How to get the absolute value of any cell in Excel

How to get the absolute value of any cell in Excel

Welcome to your weekly 3 tip Friday update, it’s just a short dose of Excel help before you start the weekend. Each week we’ll cover a tip, a shortcut and a function - making it super easy for you to get better at Excel.

If you find this useful or have requests or ideas for future editions, send me a message or comment at the bottom of this post! Now, on with the tips. 

A quick win you can learn today -

When preparing a data table for analysis, pay close attention to how you treat blank cells - as they can profoundly impact your analysis.

For example, if calculating an average or a count, a 0 would be included in the calculation, and a blank would not.

With text fields, consider how to distinguish between a missing value, and an unknown value - perhaps it’s worth adding an ‘unknown’ category to your data to distinguish between them.

Also, keep your blank cells in the same format as the rest of the column - so if you have a numerical field, either leave your blanks empty or enter a 0 - don’t fill with the word ‘N/A’ or ‘NULL’ for example, as this can make functions, charts and pivot tables malfunction.

Click here to sign up for a free Excel mini-course

A keyboard shortcut I'm adding to my list - 

Newer versions of Excel have much more useful menu bars than the old style back in Excel 2003, but I still find myself using the ‘Format Cells’ dialog to create detailed cell. Borders, or edit cell protection. Usually this is done with a right click, and the option is at the bottom of the menu... but there is a shortcut for this. Use Ctrl + 1 to make the format cells dialog box pop up.

A function I've found super useful this week - 

Sometimes a numerical function can output both positive and negative values, but for analysis you want to know the absolute value. For example, you have a profit column, and also a column which states whether a profit or loss was made. Losses show as a negative number, but for chart purposes you want to show it as a positive number, but only show losses in your chart.

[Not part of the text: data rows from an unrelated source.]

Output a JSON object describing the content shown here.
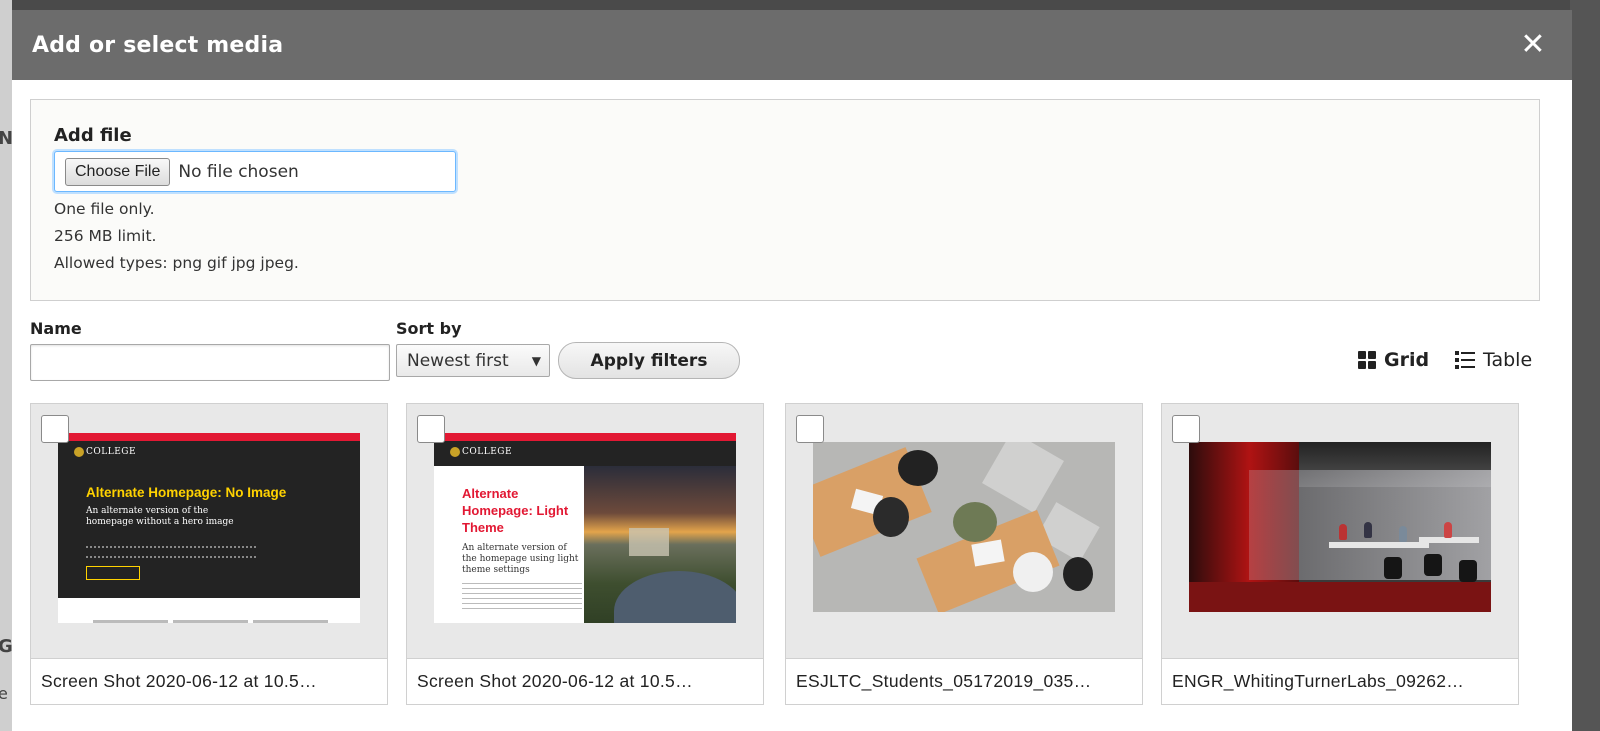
{
  "background": {
    "left_fragment_1": "NT",
    "left_fragment_2": "GI",
    "left_fragment_3": "e"
  },
  "dialog": {
    "title": "Add or select media",
    "close_icon": "close-icon"
  },
  "upload": {
    "label": "Add file",
    "choose_button": "Choose File",
    "file_status": "No file chosen",
    "help": [
      "One file only.",
      "256 MB limit.",
      "Allowed types: png gif jpg jpeg."
    ]
  },
  "filters": {
    "name_label": "Name",
    "name_value": "",
    "sort_label": "Sort by",
    "sort_value": "Newest first",
    "apply_label": "Apply filters"
  },
  "view_toggle": {
    "grid_label": "Grid",
    "table_label": "Table",
    "active": "Grid"
  },
  "media": [
    {
      "caption": "Screen Shot 2020-06-12 at 10.5…",
      "thumb_title": "Alternate Homepage: No Image",
      "thumb_subtitle": "An alternate version of the homepage without a hero image",
      "checked": false
    },
    {
      "caption": "Screen Shot 2020-06-12 at 10.5…",
      "thumb_title": "Alternate Homepage: Light Theme",
      "thumb_subtitle": "An alternate version of the homepage using light theme settings",
      "checked": false
    },
    {
      "caption": "ESJLTC_Students_05172019_035…",
      "checked": false
    },
    {
      "caption": "ENGR_WhitingTurnerLabs_09262…",
      "checked": false
    }
  ],
  "thumb_logo": "COLLEGE",
  "colors": {
    "titlebar": "#6c6c6c",
    "brand_red": "#e21833",
    "brand_gold": "#ffd200",
    "focus_blue": "#6cb8ff"
  }
}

The function ABS will return the absolute value of any cell, as a positive number.

Click here to sign up for a free Excel mini-course

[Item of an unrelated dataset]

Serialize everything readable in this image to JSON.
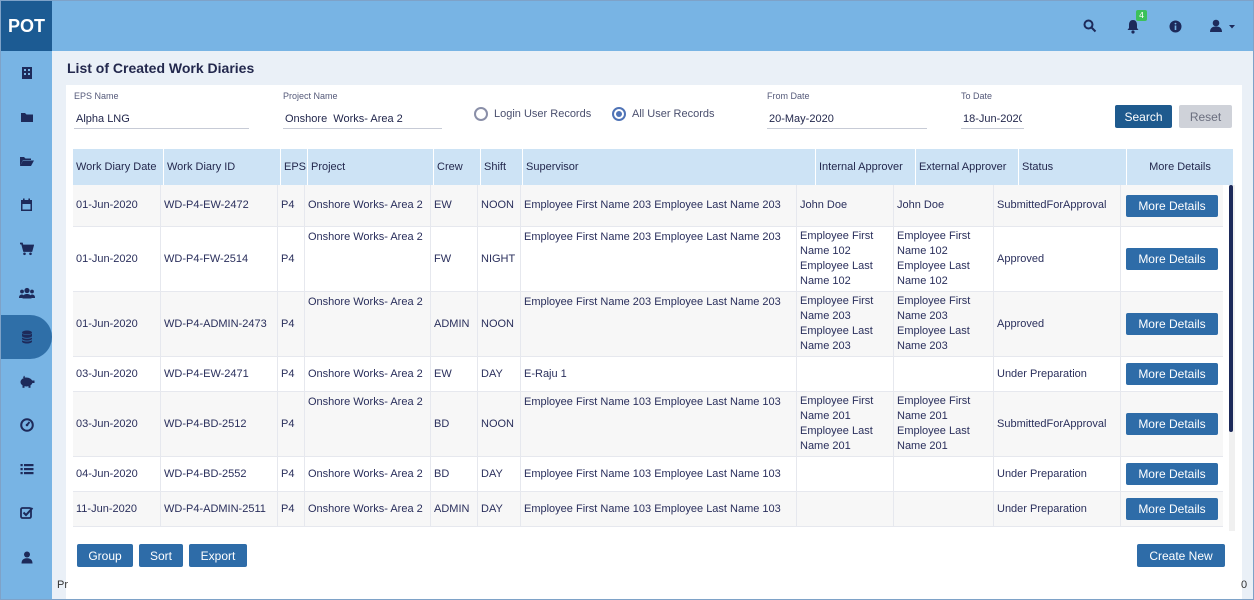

Hope these were useful, until next time all the best. 

- Martyn

Edinburgh, Scotland

June 2018

Get More Exclusive Content

Sent Directly to your inbox with Excel 3 Tip Friday. A weekly dose of Functions shortcuts and tips for getting more out of Excel.

We won't send you spam. Unsubscribe at any time. Powered by ConvertKit